Bill O'Reilly
Fox News political commentator Bill O'Reilly Reuters

As the Supreme Court stands posed to deliver rulings on Proposition 8 and the Defense of Marriage Act, a growing number of conservatives have been softening their stance on gay marriage in the event that the court strikes down both laws.

One of those conservatives was Fox News pundit Bill O’Reilly, who admitted last week that those in support of gay marriage have the “compelling argument,” and that the opposition can simply “thump the Bible.” Now it seems that fellow conservative Laura Ingraham has a problem with the way O’Reilly framed his argument.

"The compelling argument is on the side of homosexuals. That's where the compelling argument is. 'We're Americans, we just want to be treated like everybody else,'" O’Reilly said on air last week. “And to deny that, you’ve got to have a very strong argument on the other side. And the other side hasn’t been able to do anything but thump the Bible."

It’s that last phrase, “thump the Bible,” that Ingraham has a problem with. She appeared on O’Reilly’s Tuesday night show in order to debate his use of the phrase. According to Ingraham, O’Reilly was insensitive to those with deeply held religious beliefs as he characterized religious opponents to gay marriage as Bible thumpers.

According to Ingraham, O’Reilly’s use of the word “thump” is disrespectful to religious viewers because “A lot of them do have a very deeply held religious belief about what traditional marriage is.”
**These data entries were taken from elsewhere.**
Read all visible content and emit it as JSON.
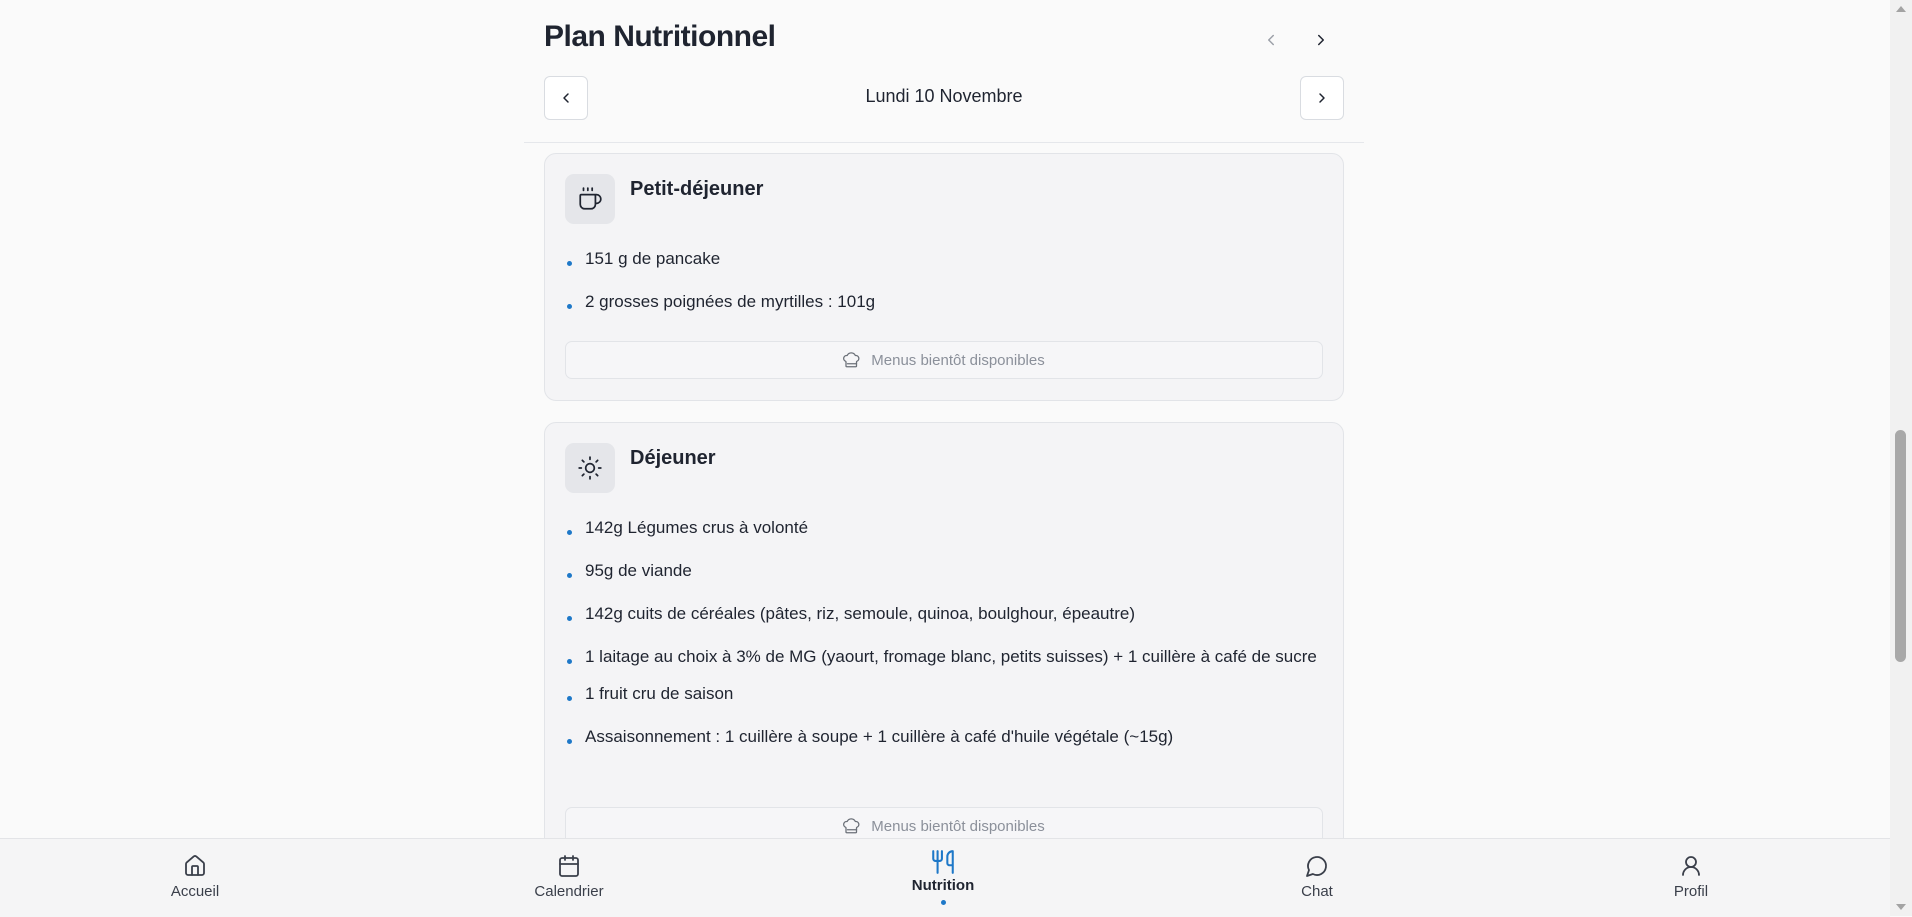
{
  "header": {
    "title": "Plan Nutritionnel",
    "date": "Lundi 10 Novembre",
    "icons": {
      "week_prev": "chevron-left-icon",
      "week_next": "chevron-right-icon",
      "day_prev": "chevron-left-icon",
      "day_next": "chevron-right-icon"
    }
  },
  "meals": [
    {
      "title": "Petit-déjeuner",
      "icon": "coffee-cup-icon",
      "items": [
        "151 g de pancake",
        "2 grosses poignées de myrtilles : 101g"
      ],
      "menus_label": "Menus bientôt disponibles"
    },
    {
      "title": "Déjeuner",
      "icon": "sun-icon",
      "items": [
        "142g Légumes crus à volonté",
        "95g de viande",
        "142g cuits de céréales (pâtes, riz, semoule, quinoa, boulghour, épeautre)",
        "1 laitage au choix à 3% de MG (yaourt, fromage blanc, petits suisses) + 1 cuillère à café de sucre",
        "1 fruit cru de saison",
        "Assaisonnement : 1 cuillère à soupe + 1 cuillère à café d'huile végétale (~15g)"
      ],
      "menus_label": "Menus bientôt disponibles"
    }
  ],
  "nav": {
    "items": [
      {
        "label": "Accueil",
        "icon": "home-icon"
      },
      {
        "label": "Calendrier",
        "icon": "calendar-icon"
      },
      {
        "label": "Nutrition",
        "icon": "utensils-icon",
        "active": true
      },
      {
        "label": "Chat",
        "icon": "chat-bubble-icon"
      },
      {
        "label": "Profil",
        "icon": "user-icon"
      }
    ]
  },
  "colors": {
    "accent": "#1e78c8",
    "text": "#1f2430",
    "muted": "#8b909a",
    "card_bg": "#f4f4f6"
  }
}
“It’s not disrespectful. In their private life they can. We’re talking a policy here. Don’t you understand the difference between private beliefs and public policy?” O’Reilly asked Ingraham. From there, O’Reilly proceeded to speak over Ingraham, claiming that he was insulted Ingraham saw his remarks as disparaging toward Christians.

When Ingraham was finally able to get a word in, she replied the debate over public policy was not the only thing the so-called Bible thumpers care about.

“I think for some people it’s not about winning a debate. It’s about actually living the life they want to live for their communities, themselves, and their families,” Ingraham said.

In the end, neither party could come to a solid agreement with the other, though O’Reilly admitted that he respects Ingraham for being the right-wing commentator with the most “common sense.”

Watch the full video from Tuesday night's "The O'Reilly Factor" below.